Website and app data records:
- - -

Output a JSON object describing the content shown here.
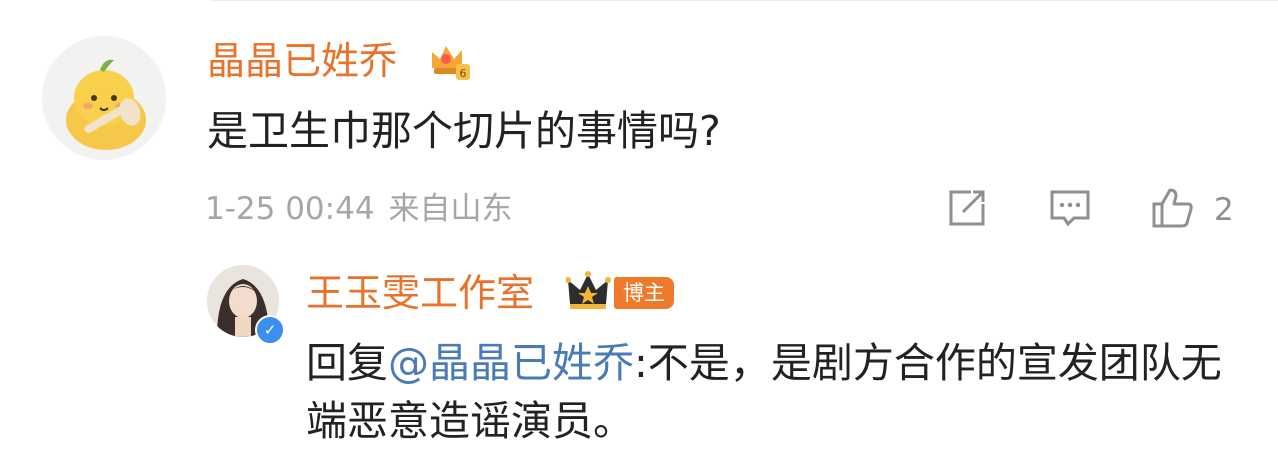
{
  "comment": {
    "username": "晶晶已姓乔",
    "text": "是卫生巾那个切片的事情吗?",
    "date": "1-25 00:44",
    "location": "来自山东",
    "like_count": "2"
  },
  "reply": {
    "username": "王玉雯工作室",
    "role_badge": "博主",
    "prefix": "回复",
    "mention": "@晶晶已姓乔",
    "text": ":不是，是剧方合作的宣发团队无端恶意造谣演员。"
  },
  "icons": {
    "share": "share-icon",
    "comment": "comment-icon",
    "like": "like-icon",
    "badge": "vip-badge-icon",
    "crown": "crown-icon",
    "verified": "verified-icon"
  },
  "colors": {
    "username": "#e8722b",
    "mention": "#4a7bb7",
    "meta": "#a6a6a6",
    "verified": "#3c8ff0",
    "role_badge": "#f07a2c"
  }
}
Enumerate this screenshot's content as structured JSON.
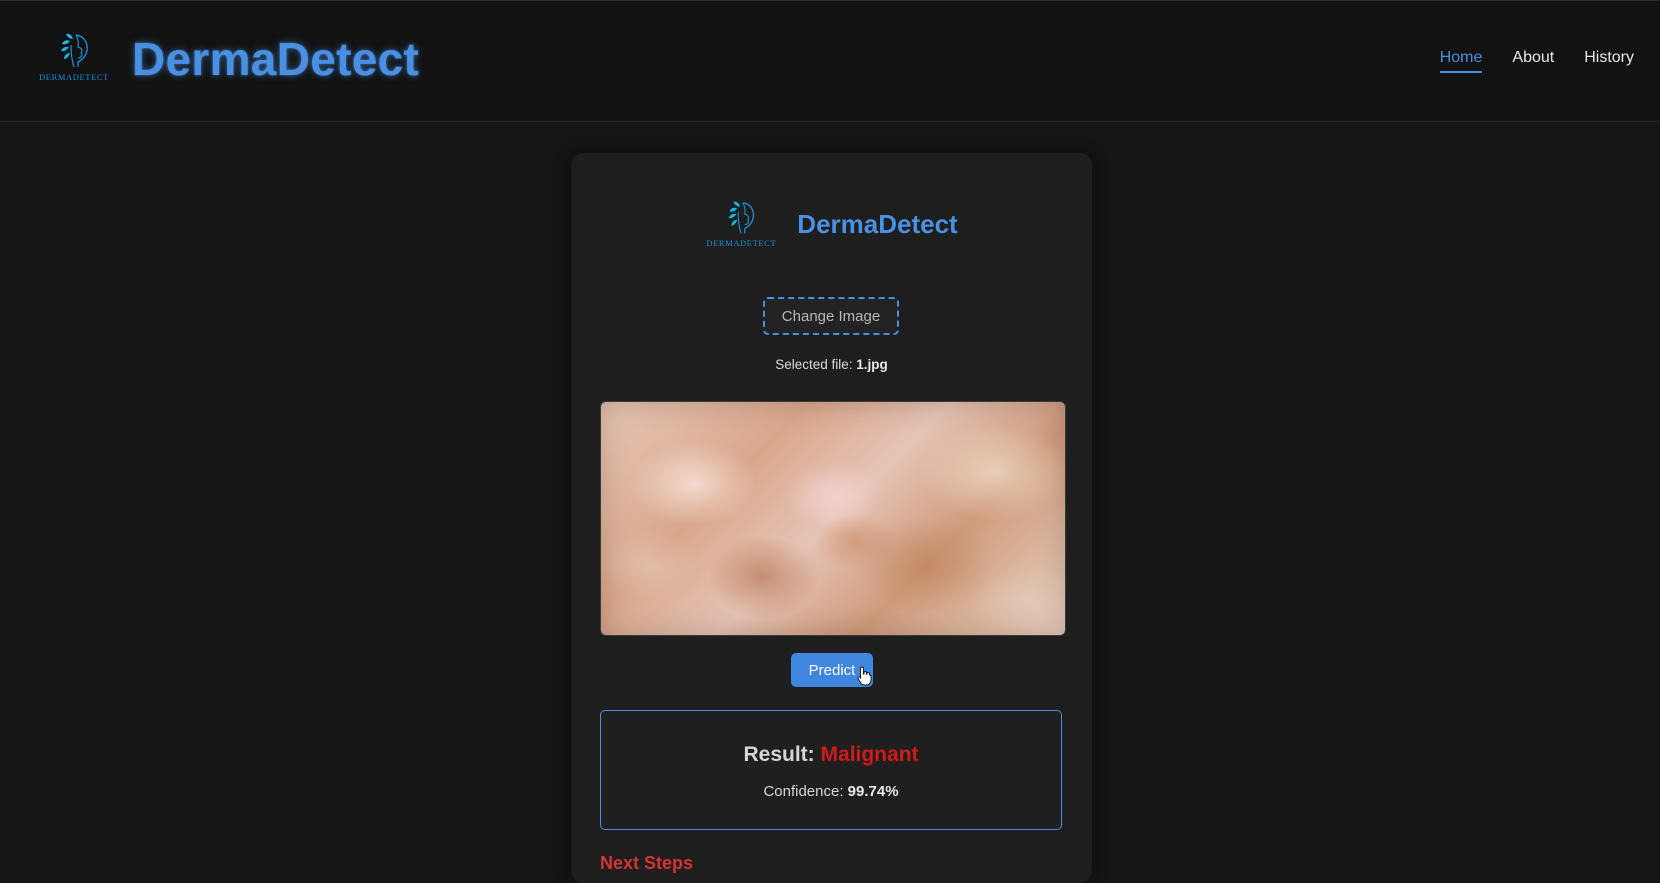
{
  "header": {
    "logo_wordmark": "DERMADETECT",
    "title": "DermaDetect",
    "nav": [
      {
        "label": "Home",
        "active": true
      },
      {
        "label": "About",
        "active": false
      },
      {
        "label": "History",
        "active": false
      }
    ]
  },
  "card": {
    "logo_wordmark": "DERMADETECT",
    "title": "DermaDetect",
    "change_image_label": "Change Image",
    "selected_file_prefix": "Selected file:",
    "selected_file_name": "1.jpg",
    "predict_label": "Predict",
    "result": {
      "label": "Result:",
      "value": "Malignant",
      "confidence_label": "Confidence:",
      "confidence_value": "99.74%"
    },
    "next_steps_heading": "Next Steps"
  },
  "colors": {
    "accent": "#4a90e2",
    "danger": "#d11a1a",
    "background": "#151515",
    "card": "#1e1e1e"
  },
  "icons": [
    "face-leaf-logo-icon",
    "hand-pointer-cursor-icon"
  ]
}
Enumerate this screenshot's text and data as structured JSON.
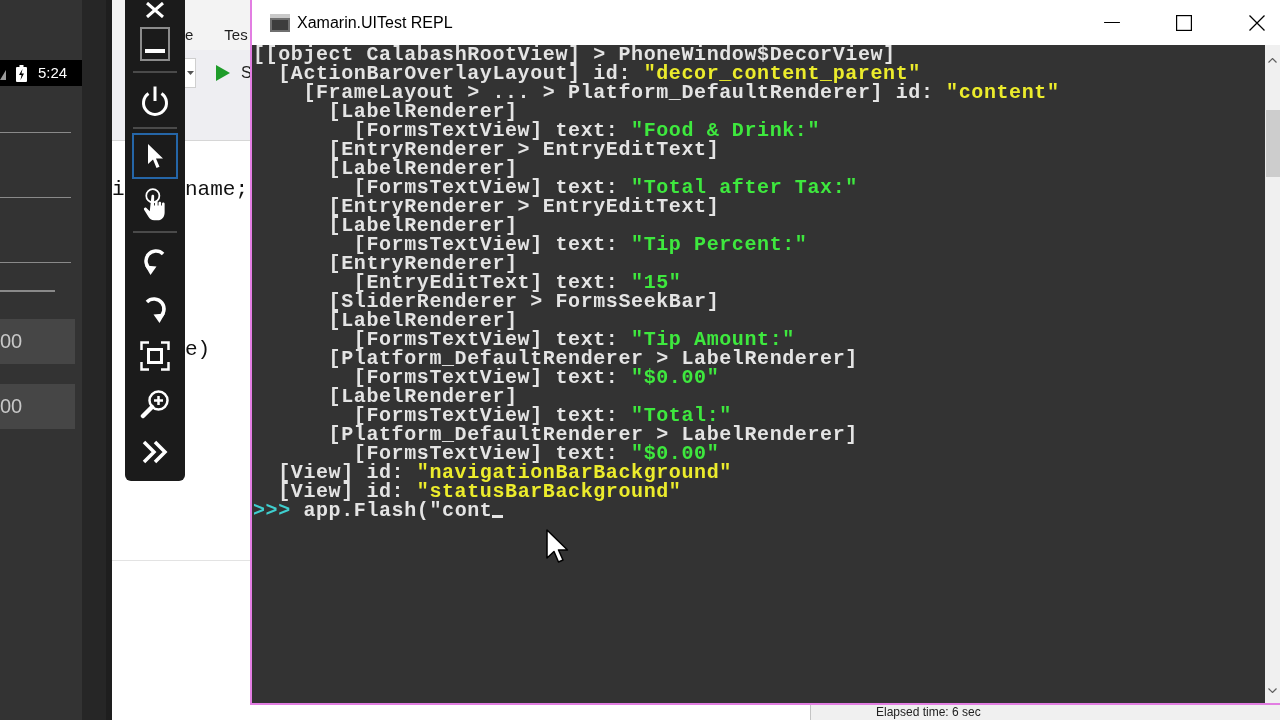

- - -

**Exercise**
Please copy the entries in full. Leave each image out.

**Result of this task**
Output a JSON object describing the content shown here.
{
  "comment": {
    "username": "晶晶已姓乔",
    "text": "是卫生巾那个切片的事情吗?",
    "date": "1-25 00:44",
    "location": "来自山东",
    "like_count": "2"
  },
  "reply": {
    "username": "王玉雯工作室",
    "role_badge": "博主",
    "prefix": "回复",
    "mention": "@晶晶已姓乔",
    "text": ":不是，是剧方合作的宣发团队无端恶意造谣演员。"
  },
  "icons": {
    "share": "share-icon",
    "comment": "comment-icon",
    "like": "like-icon",
    "badge": "vip-badge-icon",
    "crown": "crown-icon",
    "verified": "verified-icon"
  },
  "colors": {
    "username": "#e8722b",
    "mention": "#4a7bb7",
    "meta": "#a6a6a6",
    "verified": "#3c8ff0",
    "role_badge": "#f07a2c"
  }
}
Enumerate this screenshot's content as structured JSON.
{
  "header": {
    "logo_wordmark": "DERMADETECT",
    "title": "DermaDetect",
    "nav": [
      {
        "label": "Home",
        "active": true
      },
      {
        "label": "About",
        "active": false
      },
      {
        "label": "History",
        "active": false
      }
    ]
  },
  "card": {
    "logo_wordmark": "DERMADETECT",
    "title": "DermaDetect",
    "change_image_label": "Change Image",
    "selected_file_prefix": "Selected file:",
    "selected_file_name": "1.jpg",
    "predict_label": "Predict",
    "result": {
      "label": "Result:",
      "value": "Malignant",
      "confidence_label": "Confidence:",
      "confidence_value": "99.74%"
    },
    "next_steps_heading": "Next Steps"
  },
  "colors": {
    "accent": "#4a90e2",
    "danger": "#d11a1a",
    "background": "#151515",
    "card": "#1e1e1e"
  },
  "icons": [
    "face-leaf-logo-icon",
    "hand-pointer-cursor-icon"
  ]
}
Enumerate this screenshot's text and data as structured JSON.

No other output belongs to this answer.